In an interview and follow-up email, Atif Qarni, former state secretary of education under Northam, said the edits could be done without delaying the process. He said that the Youngkin administration was unreceptive to open discussions of racism and equity that the previous administration had worked to include in the document.

Youngkin ran in part on promises to ban critical race theory, a graduate-level framework that does not appear in Virginia’s curricula, but has become an umbrella term among some conservatives for criticizing equity programs. 

“This administration is intentionally cherry picking to delay the process because they don’t want to embrace teaching a more inclusive history,” Qarni wrote. “Fordham Institute is a right wing, very political in nature group. They do not have the historical expertise.”

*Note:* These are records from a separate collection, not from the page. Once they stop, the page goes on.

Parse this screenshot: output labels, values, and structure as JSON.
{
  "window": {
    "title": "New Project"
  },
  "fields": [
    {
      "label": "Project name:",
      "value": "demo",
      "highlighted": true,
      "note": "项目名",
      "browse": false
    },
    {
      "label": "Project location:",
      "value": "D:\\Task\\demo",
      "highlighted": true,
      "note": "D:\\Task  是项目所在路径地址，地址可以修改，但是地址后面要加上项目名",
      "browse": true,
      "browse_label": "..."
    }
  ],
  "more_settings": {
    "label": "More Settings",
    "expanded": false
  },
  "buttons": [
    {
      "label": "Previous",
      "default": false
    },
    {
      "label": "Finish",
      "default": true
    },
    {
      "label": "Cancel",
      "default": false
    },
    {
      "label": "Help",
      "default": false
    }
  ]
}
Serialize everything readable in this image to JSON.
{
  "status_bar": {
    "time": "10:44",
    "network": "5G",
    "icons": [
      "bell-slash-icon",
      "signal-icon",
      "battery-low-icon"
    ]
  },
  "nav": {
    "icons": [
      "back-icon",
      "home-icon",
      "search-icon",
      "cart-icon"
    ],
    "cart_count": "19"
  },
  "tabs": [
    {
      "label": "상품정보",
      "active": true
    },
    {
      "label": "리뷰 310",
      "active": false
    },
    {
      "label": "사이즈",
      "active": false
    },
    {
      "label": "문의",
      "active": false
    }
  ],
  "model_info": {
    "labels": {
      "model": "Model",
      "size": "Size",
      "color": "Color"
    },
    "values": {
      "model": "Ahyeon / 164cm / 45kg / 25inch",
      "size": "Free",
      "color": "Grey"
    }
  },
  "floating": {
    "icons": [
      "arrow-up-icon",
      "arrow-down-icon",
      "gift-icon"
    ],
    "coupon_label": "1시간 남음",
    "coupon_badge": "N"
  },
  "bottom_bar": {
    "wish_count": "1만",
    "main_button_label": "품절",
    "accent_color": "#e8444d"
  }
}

Amber Northern, senior vice president for research at the institute, noted in an email that the group had been reviewing state standards for 25 years and “are routinely asked by states to give feedback on their draft standards.”

In the case of Virginia’s current draft, “we see uneven coverage of the Bill of Rights, especially in the early grades, and missed opportunities to incorporate Supreme Court cases in several courses. And as is the case in many state U.S. history standards across the nation, events get rushed after the Cold War,” Northern wrote. “They've clearly got more work to do, but their old standards were already a ‘B-plus’ according to our experts last year.”

Youngkin’s office referred comments to Pyle, who said the changes “have to do with accuracy. They have to do with organization. And they have to do with thoroughness.”

The missing references to Washington as the “Father of our Country” and Madison as the “Father of the Constitution” have already sparked a backlash. After WJLA reported the change, Glen Sturtevant, a former GOP state senator who is once again running for a seat in the chamber, urged supporters to contact the board.

“We are going to make Virginia education patriotic again,” Sturtevant said.